But the commercial necessity behind better exploiting that 51% remains, so the question is going to keep coming up. And from now on, I’m going to answer it by referring people to ‘Is There Anything Good About Men?’, a paper given at the American Psychological Association’s annual conference by Dr Roy F. Baumeister of Florida State University. In it, he suggests that most cultures are equally, but differently, exploitative of men and women, leading to a situation where men are more attuned to wide, distributed networks that reward competition and specialisation, and women prize small, intimate social networks which thrive on co-operation and generalisation. You’re bound to disagree with some or all of his points, but it’s well worth a read – it’s long, but light – and got me thinking in some new ways about game design.
What’s particularly interesting to me is that the gender imbalance he describes is evident even in the way that very conversation tends to go: women who ask me about how I got started in games follow up with small-scale social questions – how have I been treated, do I encounter prejudice, am I self-conscious when playing in front of a male audience. The men get very rapidly side-tracked on to specialist, general-scale questions. If I mention Dungeon Master as being the first moment when games took over my life, women ask me how my parents felt about my new hobby, or if it brought me greater acceptance among male friends. Men, on hearing this news, are more likely to move on to wondering whatever happened to FTL, or whether or not I’d ever tried completing it with only one character.
So allowing that I find the root of Baumeister’s argument plausible, what does it mean for the great Girls In Games debate? In asking why more women don’t play games, we worried a lot, initially, about surface things – boy-games were too violent, too lasers-and-robots. What we needed was girl-games about shopping, horses and make-up! Now, thankfully, we’ve moved a little past that (despite the fact that games about shopping, horses and make-up do seem to be proving particularly successful with young female consumers, particularly on the DS), and are looking at important external factors. So we’ve noted that for games to be attractive to women they need to be available on hardware they feel comfortable with, and offer play-patterns that are compatible with busy, often fragmented lives.
But what Baumeister’s paper makes me think about is whether or not we’re neglecting an examination of more basic gameplay issues. Does his thesis suggest that women would be more comfortable with a game which had a small cast of characters than either none or many? Does his theory that women see less advantage in specialisation mean that they’ll be alienated by the common RPG mechanic where levelling-up in one field disables your potential in another? Should risk-reward ratios be normalised – smaller risks for smaller rewards – for games aimed at girls rather than boys? By which I mean, could you produce a functionally identical game – same visuals, same interface, same goals, same structures – but tune it to appeal more to one gender or another?
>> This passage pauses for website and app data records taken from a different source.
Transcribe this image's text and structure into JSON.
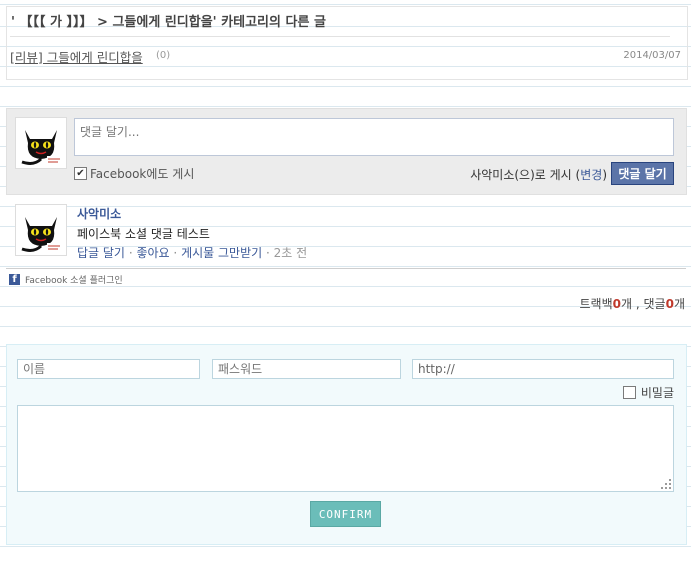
{
  "related": {
    "title": "' 【【【 가 】】】 > 그들에게 린디합을' 카테고리의 다른 글",
    "post_title": "[리뷰] 그들에게 린디합을",
    "post_comment_count": "(0)",
    "post_date": "2014/03/07"
  },
  "facebook": {
    "placeholder": "댓글 달기...",
    "post_to_facebook": "Facebook에도 게시",
    "post_as_prefix": "사악미소(으)로 게시 (",
    "change_label": "변경",
    "post_as_suffix": ")",
    "submit_label": "댓글 달기",
    "plugin_label": "Facebook 소셜 플러그인"
  },
  "comment": {
    "author": "사악미소",
    "text": "페이스북 소셜 댓글 테스트",
    "reply": "답글 달기",
    "like": "좋아요",
    "unfollow": "게시물 그만받기",
    "time": "2초 전",
    "separator": "·"
  },
  "trackback": {
    "trackback_label": "트랙백",
    "trackback_count": "0",
    "count_unit": "개",
    "sep": " , ",
    "comment_label": "댓글",
    "comment_count": "0"
  },
  "guestbook": {
    "name_placeholder": "이름",
    "password_placeholder": "패스워드",
    "url_value": "http://",
    "secret_label": "비밀글",
    "confirm_label": "CONFIRM"
  },
  "colors": {
    "facebook_blue": "#3b5998",
    "button_blue": "#5b74a8",
    "confirm_teal": "#6bbdb9",
    "count_red": "#c0392b"
  }
}
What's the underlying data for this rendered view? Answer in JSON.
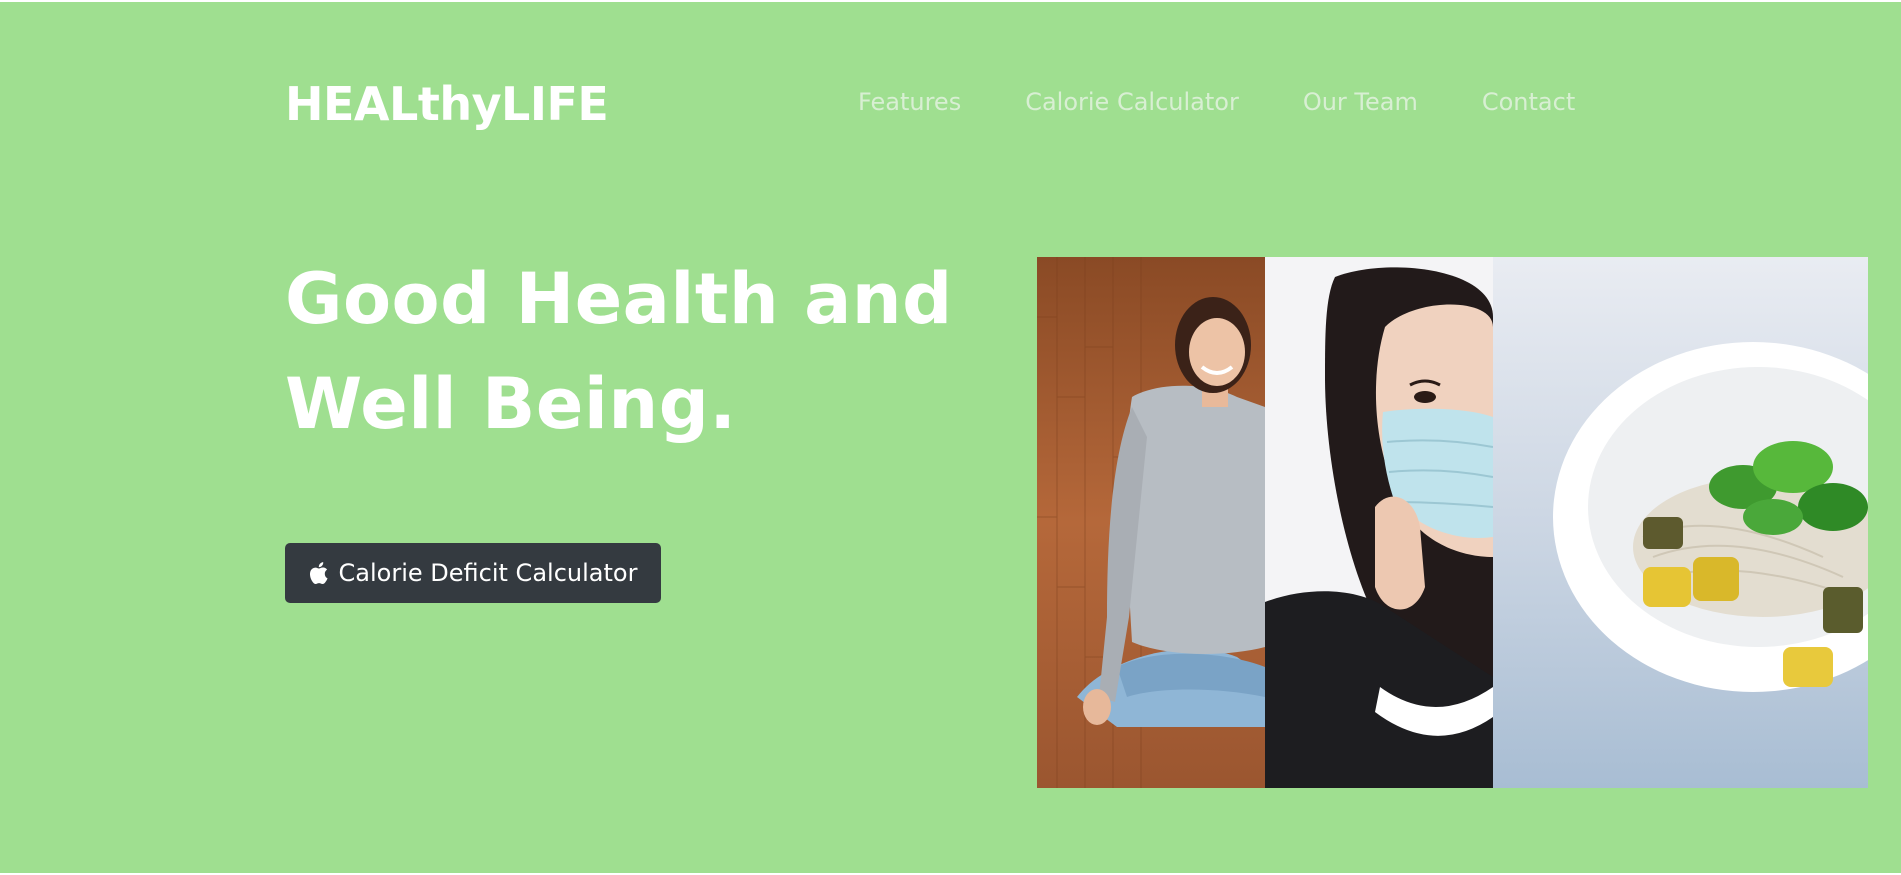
{
  "brand": {
    "name": "HEALthyLIFE"
  },
  "nav": {
    "items": [
      "Features",
      "Calorie Calculator",
      "Our Team",
      "Contact"
    ]
  },
  "hero": {
    "headline_line1": "Good Health and",
    "headline_line2": "Well Being.",
    "cta_label": "Calorie Deficit Calculator",
    "cta_icon": "apple-icon"
  },
  "photos": [
    {
      "subject": "woman sitting cross-legged on wooden floor"
    },
    {
      "subject": "woman wearing a face mask"
    },
    {
      "subject": "bowl of noodles and greens"
    }
  ],
  "colors": {
    "background": "#9fdf90",
    "text": "#ffffff",
    "nav_text": "#d8efd3",
    "button": "#343a40"
  }
}
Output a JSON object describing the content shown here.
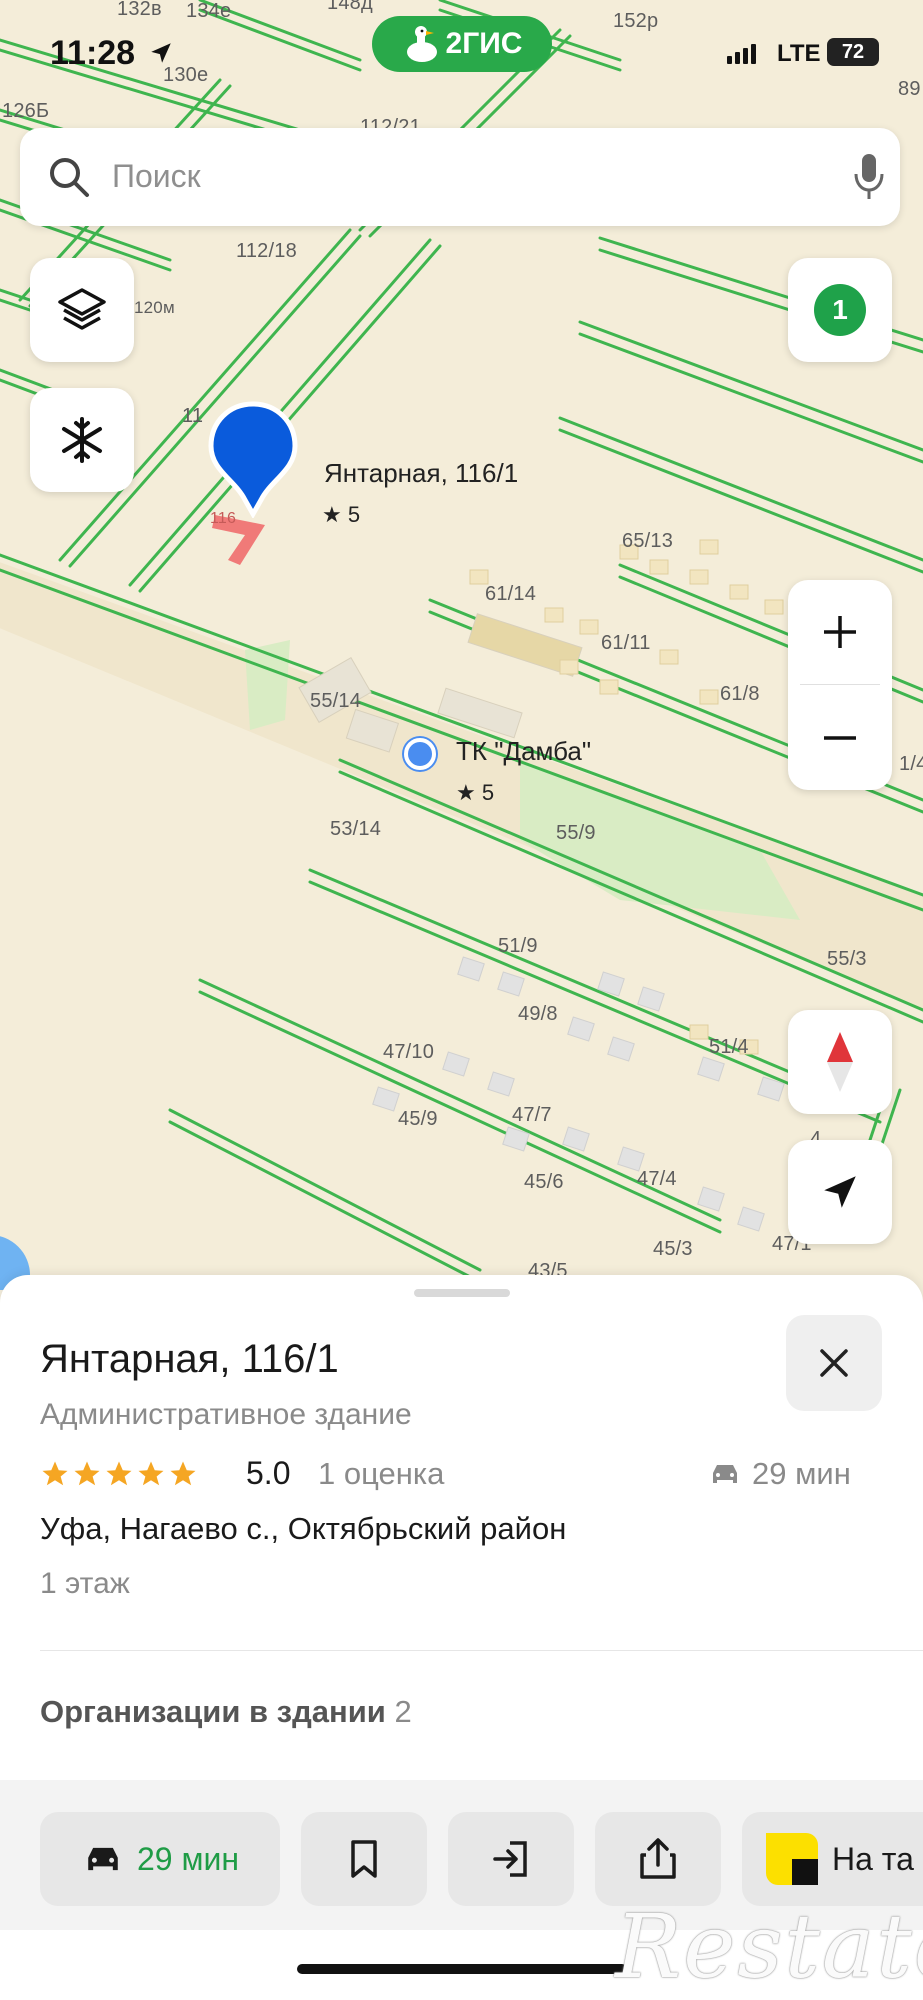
{
  "status_bar": {
    "time": "11:28",
    "network": "LTE",
    "battery": "72"
  },
  "brand": {
    "name": "2ГИС"
  },
  "search": {
    "placeholder": "Поиск"
  },
  "map": {
    "counter_badge": "1",
    "labels": [
      "132в",
      "134е",
      "148д",
      "130е",
      "152р",
      "126Б",
      "112/21",
      "112/18",
      "120м",
      "89",
      "65/13",
      "61/14",
      "61/11",
      "61/8",
      "55/14",
      "53/14",
      "55/9",
      "51/9",
      "55/3",
      "49/8",
      "51/4",
      "47/10",
      "47/7",
      "45/9",
      "45/6",
      "47/4",
      "45/3",
      "47/1",
      "43/5",
      "4",
      "1/4",
      "11",
      "116"
    ],
    "selected_pin": {
      "title": "Янтарная, 116/1",
      "rating": "★ 5"
    },
    "poi": {
      "title": "ТК \"Дамба\"",
      "rating": "★ 5"
    }
  },
  "sheet": {
    "title": "Янтарная, 116/1",
    "subtitle": "Административное здание",
    "stars_count": 5,
    "rating": "5.0",
    "ratings_count": "1 оценка",
    "route_time": "29 мин",
    "address": "Уфа, Нагаево с., Октябрьский район",
    "floor": "1 этаж",
    "orgs_label": "Организации в здании",
    "orgs_count": "2"
  },
  "actions": {
    "route_label": "29 мин",
    "taxi_label": "На та"
  },
  "watermark": "Restate",
  "colors": {
    "accent_green": "#1f9c46",
    "pin_blue": "#0a5bdc",
    "road_green": "#3fb54f",
    "star": "#f5a623"
  }
}
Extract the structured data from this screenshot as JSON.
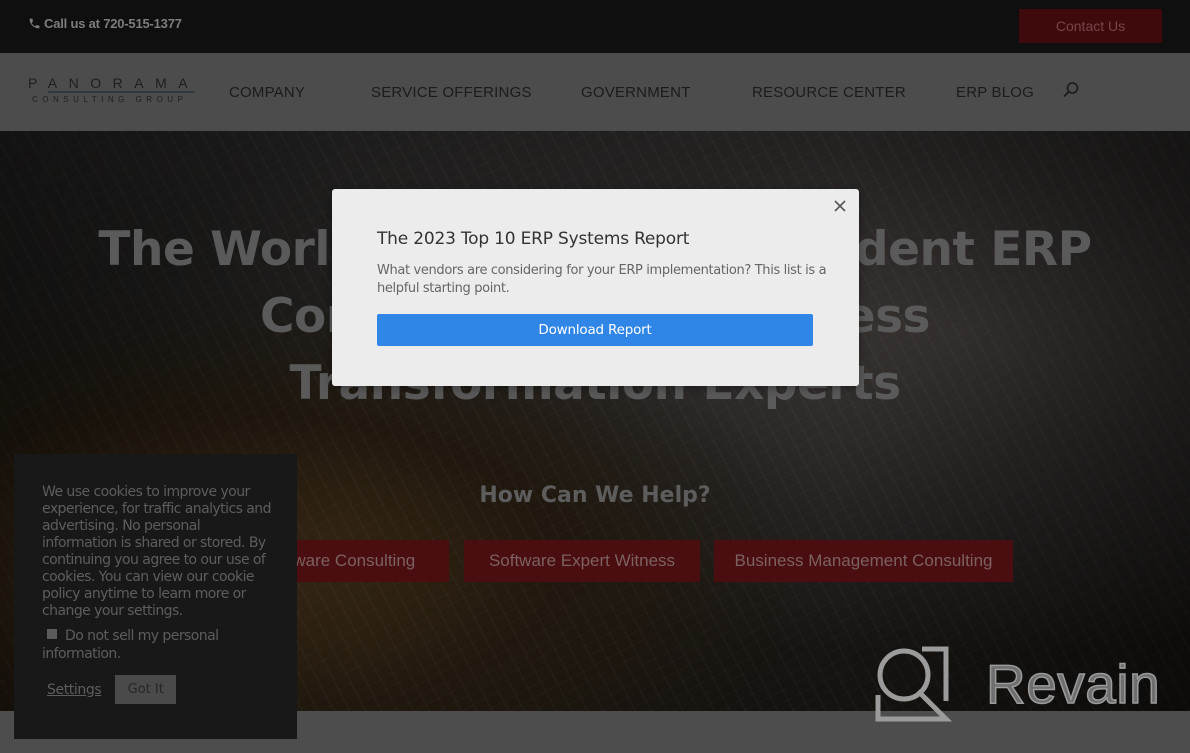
{
  "topbar": {
    "phone_icon": "phone-icon",
    "phone_text": "Call us at 720-515-1377",
    "contact_label": "Contact Us"
  },
  "logo": {
    "top": "PANORAMA",
    "bottom": "CONSULTING GROUP"
  },
  "nav": {
    "items": [
      {
        "label": "COMPANY"
      },
      {
        "label": "SERVICE OFFERINGS"
      },
      {
        "label": "GOVERNMENT"
      },
      {
        "label": "RESOURCE CENTER"
      },
      {
        "label": "ERP BLOG"
      }
    ],
    "search_icon": "search-icon"
  },
  "hero": {
    "title_lines": [
      "The World's Leading Independent ERP",
      "Consultants and Business",
      "Transformation Experts"
    ],
    "help_title": "How Can We Help?",
    "services": [
      {
        "label": "ERP Software Consulting"
      },
      {
        "label": "Software Expert Witness"
      },
      {
        "label": "Business Management Consulting"
      }
    ]
  },
  "modal": {
    "title": "The 2023 Top 10 ERP Systems Report",
    "description": "What vendors are considering for your ERP implementation? This list is a helpful starting point.",
    "button_label": "Download Report",
    "close_icon": "close-icon",
    "button_color": "#2f86e6"
  },
  "cookie": {
    "text": "We use cookies to improve your experience, for traffic analytics and advertising. No personal information is shared or stored. By continuing you agree to our use of cookies. You can view our cookie policy anytime to learn more or change your settings.",
    "do_not_sell_label": "Do not sell my personal information.",
    "do_not_sell_checked": false,
    "settings_label": "Settings",
    "got_it_label": "Got It"
  },
  "watermark": {
    "text": "Revain"
  }
}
And, actually, Dungeon Master might not be a bad place to start. Would women prefer it if the initial character choice was smaller? Would they enjoy exploring more if the mazes were more compact, but contained more hidden detail? Would they warm more to a levelling-up system that was fuelled by the characters’ interactions (rather like Disgaea 2’s spell-learning system, where characters can learn magic by osmosis, simply by standing near their spell-casting father-figures). Would they (oh, the hate-mail) like it better if it was easier?
Actually, in a transparent attempt to divert you from your poison pen, I’m going to point you to Return To Chaos, a Windows port of Dungeon Master, for those too impatient to find it for Steem, or those too lazy to unearth their ST from the attic. Don’t hesitiate to play it if you haven’t before, and if you have, don’t worry about whether your fond memories of it will survive having their rose-tinted spectacles ripped off. It hasn’t aged a button.